Task directions:
Omit the pictures from the entries below and retype everything else exactly.

The data:
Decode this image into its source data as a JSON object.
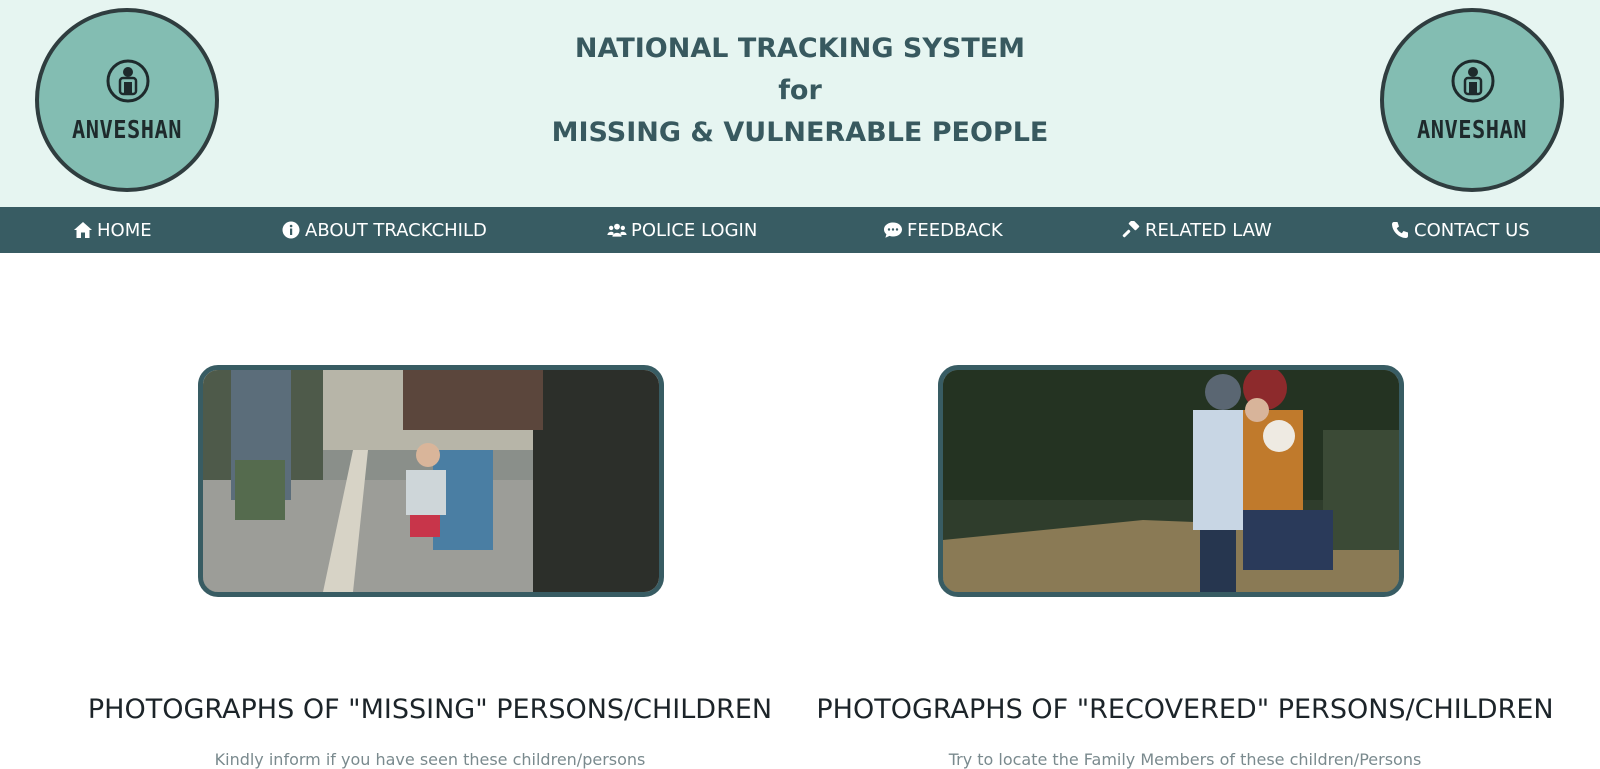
{
  "header": {
    "logo_text": "ANVESHAN",
    "title_line1": "NATIONAL TRACKING SYSTEM",
    "title_line2": "for",
    "title_line3": "MISSING & VULNERABLE PEOPLE"
  },
  "nav": {
    "items": [
      {
        "label": "HOME",
        "icon": "home-icon"
      },
      {
        "label": "ABOUT TRACKCHILD",
        "icon": "info-icon"
      },
      {
        "label": "POLICE LOGIN",
        "icon": "users-icon"
      },
      {
        "label": "FEEDBACK",
        "icon": "comment-icon"
      },
      {
        "label": "RELATED LAW",
        "icon": "gavel-icon"
      },
      {
        "label": "CONTACT US",
        "icon": "phone-icon"
      }
    ]
  },
  "sections": {
    "missing": {
      "heading": "PHOTOGRAPHS OF \"MISSING\" PERSONS/CHILDREN",
      "subtext": "Kindly inform if you have seen these children/persons"
    },
    "recovered": {
      "heading": "PHOTOGRAPHS OF \"RECOVERED\" PERSONS/CHILDREN",
      "subtext": "Try to locate the Family Members of these children/Persons"
    }
  },
  "colors": {
    "header_bg": "#e6f5f1",
    "nav_bg": "#385c63",
    "logo_fill": "#83bdb2",
    "title_color": "#38595f"
  }
}
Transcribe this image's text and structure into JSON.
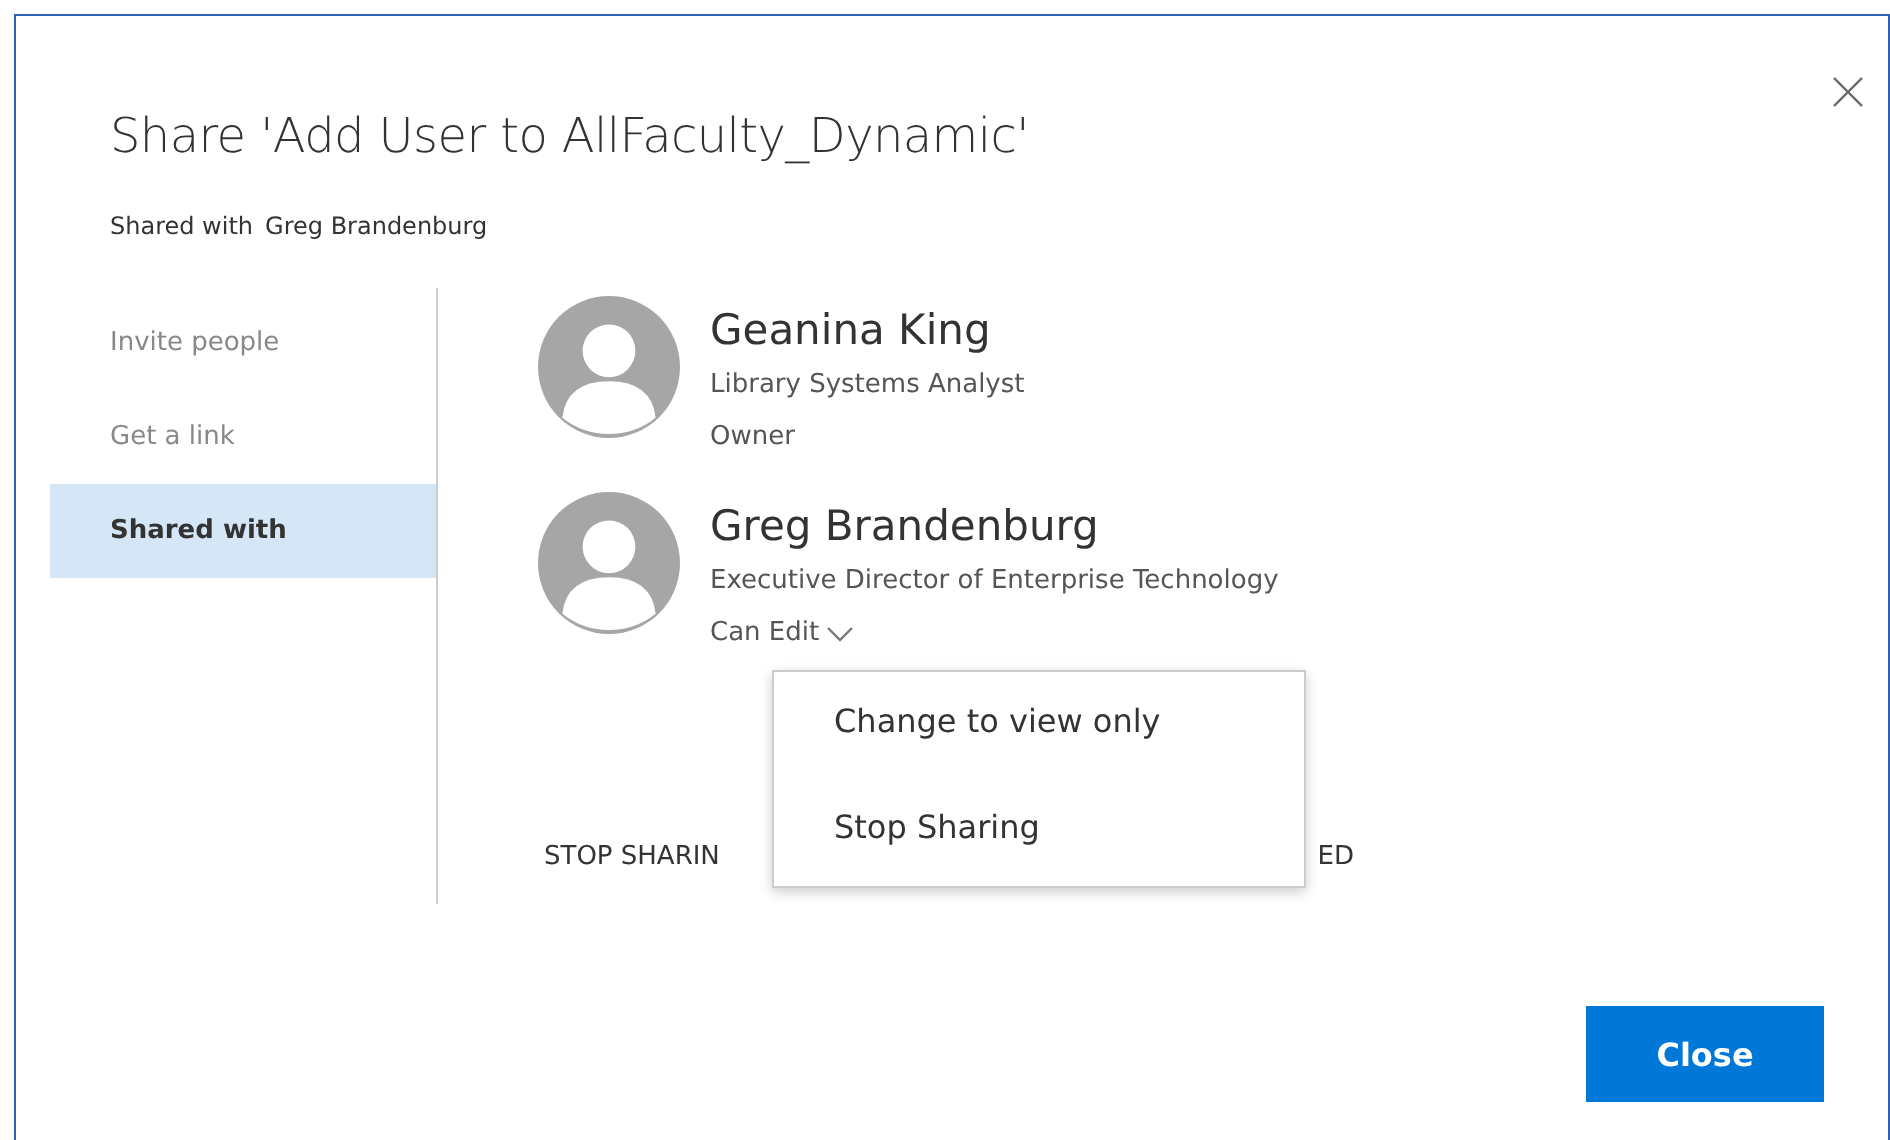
{
  "dialog": {
    "title": "Share 'Add User to AllFaculty_Dynamic'",
    "shared_with_label": "Shared with",
    "shared_with_value": "Greg Brandenburg"
  },
  "nav": [
    {
      "label": "Invite people",
      "selected": false
    },
    {
      "label": "Get a link",
      "selected": false
    },
    {
      "label": "Shared with",
      "selected": true
    }
  ],
  "people": [
    {
      "name": "Geanina King",
      "title": "Library Systems Analyst",
      "role": "Owner",
      "dropdown": false
    },
    {
      "name": "Greg Brandenburg",
      "title": "Executive Director of Enterprise Technology",
      "role": "Can Edit",
      "dropdown": true
    }
  ],
  "menu": [
    "Change to view only",
    "Stop Sharing"
  ],
  "footer_text": {
    "left": "STOP SHARIN",
    "right": "ED"
  },
  "buttons": [
    "Close"
  ]
}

Answer section:
Decode this image into its source data as a JSON object.
{
  "header": {
    "logo_text": "ANVESHAN",
    "title_line1": "NATIONAL TRACKING SYSTEM",
    "title_line2": "for",
    "title_line3": "MISSING & VULNERABLE PEOPLE"
  },
  "nav": {
    "items": [
      {
        "label": "HOME",
        "icon": "home-icon"
      },
      {
        "label": "ABOUT TRACKCHILD",
        "icon": "info-icon"
      },
      {
        "label": "POLICE LOGIN",
        "icon": "users-icon"
      },
      {
        "label": "FEEDBACK",
        "icon": "comment-icon"
      },
      {
        "label": "RELATED LAW",
        "icon": "gavel-icon"
      },
      {
        "label": "CONTACT US",
        "icon": "phone-icon"
      }
    ]
  },
  "sections": {
    "missing": {
      "heading": "PHOTOGRAPHS OF \"MISSING\" PERSONS/CHILDREN",
      "subtext": "Kindly inform if you have seen these children/persons"
    },
    "recovered": {
      "heading": "PHOTOGRAPHS OF \"RECOVERED\" PERSONS/CHILDREN",
      "subtext": "Try to locate the Family Members of these children/Persons"
    }
  },
  "colors": {
    "header_bg": "#e6f5f1",
    "nav_bg": "#385c63",
    "logo_fill": "#83bdb2",
    "title_color": "#38595f"
  }
}
Transcribe this image's text and structure into JSON.
{
  "dialog": {
    "title": "Share 'Add User to AllFaculty_Dynamic'",
    "shared_with_label": "Shared with",
    "shared_with_value": "Greg Brandenburg"
  },
  "nav": [
    {
      "label": "Invite people",
      "selected": false
    },
    {
      "label": "Get a link",
      "selected": false
    },
    {
      "label": "Shared with",
      "selected": true
    }
  ],
  "people": [
    {
      "name": "Geanina King",
      "title": "Library Systems Analyst",
      "role": "Owner",
      "dropdown": false
    },
    {
      "name": "Greg Brandenburg",
      "title": "Executive Director of Enterprise Technology",
      "role": "Can Edit",
      "dropdown": true
    }
  ],
  "menu": [
    "Change to view only",
    "Stop Sharing"
  ],
  "footer_text": {
    "left": "STOP SHARIN",
    "right": "ED"
  },
  "buttons": [
    "Close"
  ]
}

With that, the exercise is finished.